GlobalData’s Smart Pharma 2021 Survey found that 22% of industry professionals thought robotics would be one of the most disruptive technologies optimising the drug discovery and development process, ahead of other technologies such as digital twins and blockchain.
Industrial co-bots in laboratory environments carry out repetitive and complex workflows, and if connected via the cloud, workers can also benefit from real-time results. Many pharma companies are already using robots for high-throughput screening in drug discovery, handling liquid compounds, and testing millions of samples for activity against a biological target.
AstraZeneca is taking it one step further and automating the entire design-make-test-analyse cycle for drug discovery in its Swedish iLab. Robotics are also useful in improving the health and safety of research workers, by handling harmful or dangerous substances, and reducing exposure to allergens from work with laboratory animals. For example, Getinge’s Cage Handling System automates the cleaning of animal cages.
How robotics helps resolve the challenge of smart manufacturing
The pharma industry is looking for more ways to enhance the productivity of its complex manufacturing and supply chain processes. The deployment of robotics can lead to substantial enhancements beyond productivity increases, resulting in better compliance, consistency, and operational excellence. The use of robotics in pharma manufacturing is not new, with early examples including AstraZeneca’s installation of robots in a Swedish plant in 2007, and it is progressing.
The convergence of 5G, IoT, and sensors could allow for manufacturing robots enhanced with AI to be programmed to continually adjust their performance to achieve optimal productivity and efficiency. Cloud robotics allow pharma to store the vast amount of real-time data being collected, making it available across the company to better control processes, enhance production, increase visibility, enhance supply chain management, and improve decision-making processes.
Pharma companies are investing in high-tech manufacturing facilities combining robotics and other technologies. For example, Bayer is building a smart production plant in Finland using robots to increase the production of its world-leading contraceptive drug, and Takeda is creating a robotics-enabled cell therapy manufacturing facility in California.

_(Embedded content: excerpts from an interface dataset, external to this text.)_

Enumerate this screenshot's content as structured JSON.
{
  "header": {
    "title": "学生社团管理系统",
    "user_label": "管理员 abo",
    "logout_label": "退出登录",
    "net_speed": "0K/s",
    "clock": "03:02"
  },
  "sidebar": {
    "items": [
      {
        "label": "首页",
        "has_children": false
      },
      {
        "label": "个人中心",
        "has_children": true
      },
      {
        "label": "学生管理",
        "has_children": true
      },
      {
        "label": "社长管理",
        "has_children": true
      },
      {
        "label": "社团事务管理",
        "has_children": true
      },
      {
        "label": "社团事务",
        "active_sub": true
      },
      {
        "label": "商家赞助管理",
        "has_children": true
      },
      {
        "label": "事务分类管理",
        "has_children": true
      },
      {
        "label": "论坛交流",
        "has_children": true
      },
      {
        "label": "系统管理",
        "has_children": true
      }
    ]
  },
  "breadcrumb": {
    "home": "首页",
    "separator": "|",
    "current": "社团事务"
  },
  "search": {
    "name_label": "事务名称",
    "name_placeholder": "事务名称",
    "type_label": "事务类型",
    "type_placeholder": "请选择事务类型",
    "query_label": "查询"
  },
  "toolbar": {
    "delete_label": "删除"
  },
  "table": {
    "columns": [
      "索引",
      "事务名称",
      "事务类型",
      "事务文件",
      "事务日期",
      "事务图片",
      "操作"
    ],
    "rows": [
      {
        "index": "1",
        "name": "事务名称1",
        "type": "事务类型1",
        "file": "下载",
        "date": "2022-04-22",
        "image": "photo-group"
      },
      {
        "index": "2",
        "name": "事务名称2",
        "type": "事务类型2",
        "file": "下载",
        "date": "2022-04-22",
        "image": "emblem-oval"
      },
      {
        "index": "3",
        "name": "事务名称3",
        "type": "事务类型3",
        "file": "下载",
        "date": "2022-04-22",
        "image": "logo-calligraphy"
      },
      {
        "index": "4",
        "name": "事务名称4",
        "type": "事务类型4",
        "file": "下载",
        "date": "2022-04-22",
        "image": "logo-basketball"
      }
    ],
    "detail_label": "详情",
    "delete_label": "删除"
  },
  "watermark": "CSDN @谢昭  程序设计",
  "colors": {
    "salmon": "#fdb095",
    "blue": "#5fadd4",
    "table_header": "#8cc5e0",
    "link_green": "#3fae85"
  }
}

GlobalData’s Smart Pharma 2021 survey found that robotics was considered to be the most disruptive technology in pharma manufacturing processes. However, many respondents indicated that they were not using robotics and that they believed it would take more than five years for the use of robotics to peak in pharma manufacturing.
This may be attributed to the fact that the use of robotics has currently not reached its full potential in pharma manufacturing and that it is still in the early days of adoption. The highest current use of robotics is in Asia-Pacific, and can be explained by these countries having implemented strategic initiatives to strengthen their manufacturing competitiveness.
How robotics helps resolve the challenge of last-mile delivery
Drones can improve access to healthcare and accelerate the delivery of medical supplies, while also emitting lower carbon emissions than conventional transport systems. The Covid-19 pandemic highlighted the potential for drones in the industry. For example, in the US in August 2021, UPS delivered Covid-19 vaccines to Atrium Health Wake Forest Baptist Medical Center using Matternet M2 drones.
The drones contained a special cargo box with cold chain technology to ensure that the vaccine was stored at the right temperature. In Ghana, Zipline, in collaboration with Pfizer and BioNTech, delivered on-demand messenger ribonucleic acid (mRNA) Covid-19 vaccines that required ultra-cold-chain technology.
GlobalData, the leading provider of industry intelligence, provided the underlying data, research, and analysis used to produce this article.
GlobalData’s Thematic Intelligence uses proprietary data, research, and analysis to provide a forward-looking perspective on the key themes that will shape the future of the world’s largest industries and the organisations within them.